La Quinta has yet to be included on Wyndham's balance sheet, as the deal has yet to be concluded.
Photo credit: La Quinta Holdings. 

La Quinta was absent from inclusion on Wyndham’s balance sheet, as the acquisition of the company has not yet closed and Holmes was unsure when it will. Also absent from this quarter’s report was Wyndham’s European vacation rentals business, which is now classified as “discontinued.”

Even without La Quinta’s nearly 900 hotels joining Wyndham’s portfolio, the company’s net system size increased 4 percent in Q4 2017, hampered slightly by natural disasters that were mostly offset by the company’s earlier acquisition of AmericInn. Wyndham Hotel Group’s revenue grew 5 percent in Q4 year-over-year, and the company’s global pipeline grew 7 percent.

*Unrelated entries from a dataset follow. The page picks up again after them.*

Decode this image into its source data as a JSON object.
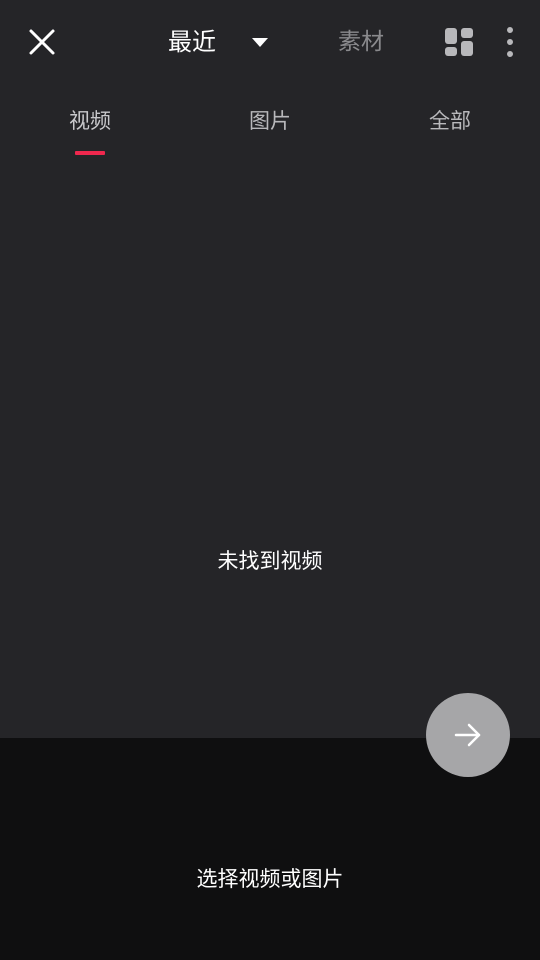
{
  "header": {
    "album_label": "最近",
    "material_label": "素材",
    "icons": {
      "close": "close-icon",
      "dropdown": "caret-down-icon",
      "layout": "grid-layout-icon",
      "more": "more-vertical-icon"
    }
  },
  "tabs": [
    {
      "label": "视频",
      "active": true
    },
    {
      "label": "图片",
      "active": false
    },
    {
      "label": "全部",
      "active": false
    }
  ],
  "empty_state": {
    "message": "未找到视频"
  },
  "bottom_panel": {
    "hint": "选择视频或图片"
  },
  "next_button": {
    "icon": "arrow-right-icon"
  },
  "colors": {
    "background": "#252528",
    "bottom_panel": "#0f0f10",
    "accent": "#f0284e",
    "next_button": "#a6a6a8",
    "muted_text": "#8a8a8d"
  }
}
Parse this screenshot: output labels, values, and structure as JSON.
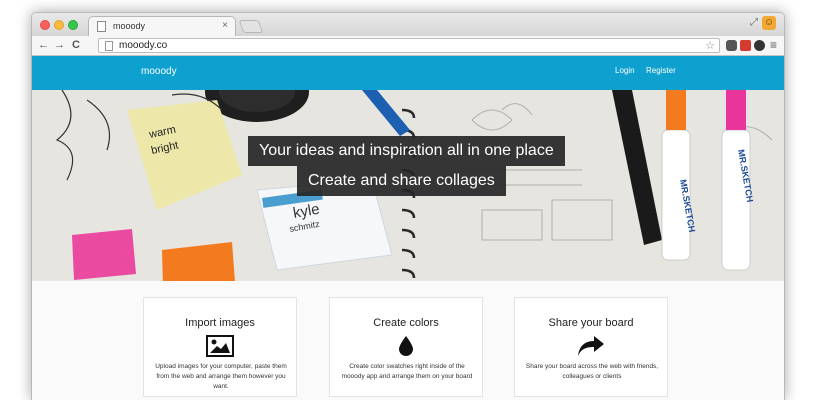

Wyndham’s destination network business’ RevPAR increased 5 percent, mostly as a result of higher pricing within Wyndham’s RCI business where exchange revenue per member was up 7 percent. Wyndham Vacation Ownership’s revenue also rose 4 percent to $734 million, though it would have rose 6 percent had the hurricanes not diverted $13 million from the organization’s wallet.

“It has been a busy time for us,” Holmes said. “Our board and our senior leadership team are particularly pleased and impressed that our entire organization has continued to deliver robust results during a period of significant change, and we are confident that the actions we are taking are positioning our businesses well for both near and long term growth and success.”

Despite its many acquisitions, Wyndham's hotel business is still chugging along with openings of its own. Photo credit: Wyndham Worldwide.

Looking ahead, Wyshner said the impact of last year’s natural disasters is expected to be minimal in 2018. For Wyndham Hotel Group, Wynsher is forecasting room growth between 2 and 4 percent, as well as an increase in global RevPAR between 2 and 3 percent. Wyndham Vacation Ownership’s revenue growth is expected to increase between 5 and 7 percent, as well.

When asked how much cost Wyndham may have left attached to the spinoff between Wyndham’s hotels and vacation ownership businesses, Geoff Ballotti, president and CEO of Wyndham Hotel Group, said costs remain in the $50-million range, with overall costs expected to be finalized at around $300 million. Holmes was adamant that the spinoff will assist with consolidation in both the hotels and timeshare front.

“One of our goals as we establish these companies as standalone businesses is that they will have the capacity to be inquisitive; we think that is important to fuel shareholder value and growth,” Holmes said.

Amid the greater consolidation happening within Wyndham Worldwide, Ballotti doesn’t want anyone to forget how much the company is building on its own.

“We’re looking at every deal that presents itself, and we will continue to do so, but what we’re most excited about is our organic growth, particularly in North America,” Ballotti said. “We saw our pipeline grow 15 percent, and what really excites us in terms of the organic side is that we’re growing in the markets that we’re looking to grow in.”